Noodle bowls, such as the slightly curried Singapore rice noodles, also provided a way to enjoy Southeast Asia in a less filling way. Like angel hair pasta, these thready noodles were wound around chunks of white-meat chicken and red chilies, and tasted mainly of lime.
Yet another satisfying dish was duck and snow pea salad. Crisp greens were striped like a California Cobb salad with lean, shredded duck, sparkling snow peas, shiitake mushrooms, and fried wonton noodles. A plum wine vinaigrette, beautifully balanced, unified the simple ingredients.
Sandwiches (including peanut butter and strawberry jelly!) are yet another alternative; we happily availed ourselves of a hefty ginger-barbecued pork. Loaded with dark hoisin sauce, the three slices of white meat were extremely tasty on a soft sourdough roll. Asian-flavored slaw and cucumber-pear relish rounded out the plate, along with a heap of golden French fries.
The favorite item at our table (and of customers in general, the bartender told us) was neither the most expensive nor the most complicated. Raffles chicken pie was a hefty casserole containing chunks of floured and braised chicken breast meat, shiitake and button mushrooms, and peanut gravy. The lid of the dish was fashioned from shaved slices of white potato, covering the mound of poultry like a pie crust. Rich, rich, rich.

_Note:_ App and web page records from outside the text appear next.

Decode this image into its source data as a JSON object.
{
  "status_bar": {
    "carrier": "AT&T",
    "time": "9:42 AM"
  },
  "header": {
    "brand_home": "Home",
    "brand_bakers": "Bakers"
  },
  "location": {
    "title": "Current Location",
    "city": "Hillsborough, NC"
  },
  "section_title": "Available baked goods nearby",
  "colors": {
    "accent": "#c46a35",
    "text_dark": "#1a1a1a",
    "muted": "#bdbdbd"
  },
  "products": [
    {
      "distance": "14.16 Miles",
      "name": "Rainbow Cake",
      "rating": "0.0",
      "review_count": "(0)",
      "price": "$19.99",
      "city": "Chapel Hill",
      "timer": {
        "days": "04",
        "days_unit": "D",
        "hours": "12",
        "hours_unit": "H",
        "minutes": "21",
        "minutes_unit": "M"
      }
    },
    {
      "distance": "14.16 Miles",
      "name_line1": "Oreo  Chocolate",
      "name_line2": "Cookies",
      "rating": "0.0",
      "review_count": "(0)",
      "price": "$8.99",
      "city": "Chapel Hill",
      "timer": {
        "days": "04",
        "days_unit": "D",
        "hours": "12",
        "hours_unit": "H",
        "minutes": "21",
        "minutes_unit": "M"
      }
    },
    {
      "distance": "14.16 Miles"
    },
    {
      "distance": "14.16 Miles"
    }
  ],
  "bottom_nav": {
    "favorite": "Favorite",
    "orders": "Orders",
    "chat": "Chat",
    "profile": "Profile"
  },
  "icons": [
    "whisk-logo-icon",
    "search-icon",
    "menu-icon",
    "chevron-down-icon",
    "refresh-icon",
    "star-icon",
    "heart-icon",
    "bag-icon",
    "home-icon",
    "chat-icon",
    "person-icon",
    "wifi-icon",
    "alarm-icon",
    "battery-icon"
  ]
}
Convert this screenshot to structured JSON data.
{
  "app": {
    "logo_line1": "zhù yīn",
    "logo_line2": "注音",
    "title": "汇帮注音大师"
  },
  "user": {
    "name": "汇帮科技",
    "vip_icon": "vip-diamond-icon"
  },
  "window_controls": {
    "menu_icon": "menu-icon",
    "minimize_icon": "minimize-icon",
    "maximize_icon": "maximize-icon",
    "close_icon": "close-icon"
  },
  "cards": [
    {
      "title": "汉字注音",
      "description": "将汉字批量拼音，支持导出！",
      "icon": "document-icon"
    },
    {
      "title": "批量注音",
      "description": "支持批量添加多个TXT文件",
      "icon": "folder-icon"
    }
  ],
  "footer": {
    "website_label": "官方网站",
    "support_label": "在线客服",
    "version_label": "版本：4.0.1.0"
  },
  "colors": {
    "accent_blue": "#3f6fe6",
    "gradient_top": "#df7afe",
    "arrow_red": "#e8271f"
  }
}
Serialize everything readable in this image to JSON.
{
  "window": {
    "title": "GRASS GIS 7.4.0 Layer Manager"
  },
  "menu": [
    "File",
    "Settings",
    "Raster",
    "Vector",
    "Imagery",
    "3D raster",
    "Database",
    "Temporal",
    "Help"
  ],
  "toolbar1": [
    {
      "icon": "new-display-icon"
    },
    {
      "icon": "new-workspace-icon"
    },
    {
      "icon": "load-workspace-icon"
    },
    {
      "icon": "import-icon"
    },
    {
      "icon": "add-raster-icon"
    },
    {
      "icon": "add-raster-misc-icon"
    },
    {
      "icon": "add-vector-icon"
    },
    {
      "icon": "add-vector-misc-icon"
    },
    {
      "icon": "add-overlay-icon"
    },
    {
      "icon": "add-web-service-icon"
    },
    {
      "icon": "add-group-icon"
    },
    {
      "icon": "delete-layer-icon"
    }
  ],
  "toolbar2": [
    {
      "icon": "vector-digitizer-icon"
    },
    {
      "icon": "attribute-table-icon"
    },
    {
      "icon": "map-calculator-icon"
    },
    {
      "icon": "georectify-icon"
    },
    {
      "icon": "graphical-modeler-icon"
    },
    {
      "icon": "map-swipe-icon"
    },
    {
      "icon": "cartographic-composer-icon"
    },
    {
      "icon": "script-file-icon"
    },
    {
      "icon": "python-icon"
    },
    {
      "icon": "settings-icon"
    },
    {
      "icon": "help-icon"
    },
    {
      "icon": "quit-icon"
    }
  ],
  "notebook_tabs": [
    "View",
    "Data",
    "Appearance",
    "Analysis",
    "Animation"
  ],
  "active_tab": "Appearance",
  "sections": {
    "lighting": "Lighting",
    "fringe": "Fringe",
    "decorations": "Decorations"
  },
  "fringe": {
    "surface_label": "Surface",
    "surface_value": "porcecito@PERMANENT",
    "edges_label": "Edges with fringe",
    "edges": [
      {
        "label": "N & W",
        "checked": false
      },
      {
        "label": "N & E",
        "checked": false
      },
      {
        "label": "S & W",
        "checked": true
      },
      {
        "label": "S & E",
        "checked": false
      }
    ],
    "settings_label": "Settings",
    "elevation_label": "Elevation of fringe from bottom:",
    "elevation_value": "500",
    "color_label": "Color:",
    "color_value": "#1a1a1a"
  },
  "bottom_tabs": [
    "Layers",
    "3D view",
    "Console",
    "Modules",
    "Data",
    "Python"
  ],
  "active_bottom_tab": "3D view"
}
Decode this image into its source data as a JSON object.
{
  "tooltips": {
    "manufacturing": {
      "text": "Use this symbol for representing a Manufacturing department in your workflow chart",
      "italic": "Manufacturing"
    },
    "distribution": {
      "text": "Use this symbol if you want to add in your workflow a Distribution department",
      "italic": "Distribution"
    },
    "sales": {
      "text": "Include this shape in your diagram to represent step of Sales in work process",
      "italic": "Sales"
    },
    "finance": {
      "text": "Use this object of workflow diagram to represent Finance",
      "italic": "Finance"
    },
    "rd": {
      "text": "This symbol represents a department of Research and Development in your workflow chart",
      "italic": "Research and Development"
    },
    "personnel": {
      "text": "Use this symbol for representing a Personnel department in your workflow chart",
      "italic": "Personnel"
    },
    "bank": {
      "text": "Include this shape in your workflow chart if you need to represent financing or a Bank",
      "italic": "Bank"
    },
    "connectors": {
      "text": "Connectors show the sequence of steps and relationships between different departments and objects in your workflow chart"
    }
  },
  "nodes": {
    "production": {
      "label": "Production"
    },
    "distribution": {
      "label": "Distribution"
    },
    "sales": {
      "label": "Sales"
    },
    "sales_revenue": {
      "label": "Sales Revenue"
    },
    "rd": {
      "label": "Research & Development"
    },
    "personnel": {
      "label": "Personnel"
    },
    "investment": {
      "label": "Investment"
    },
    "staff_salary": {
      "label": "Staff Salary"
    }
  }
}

Fortunately, you don't have to be to dine at Indigo. The decor might be tropically glamorous and reminiscent of British-ruled Asia; the attitude of the manager might be outdated (especially for such a young guy); and the food, pan-Asian though it is, might be as unfamiliar to the palate as Singaporean is to the ear. But the prices are for everyone, proving that the only class that rules here is the hungry.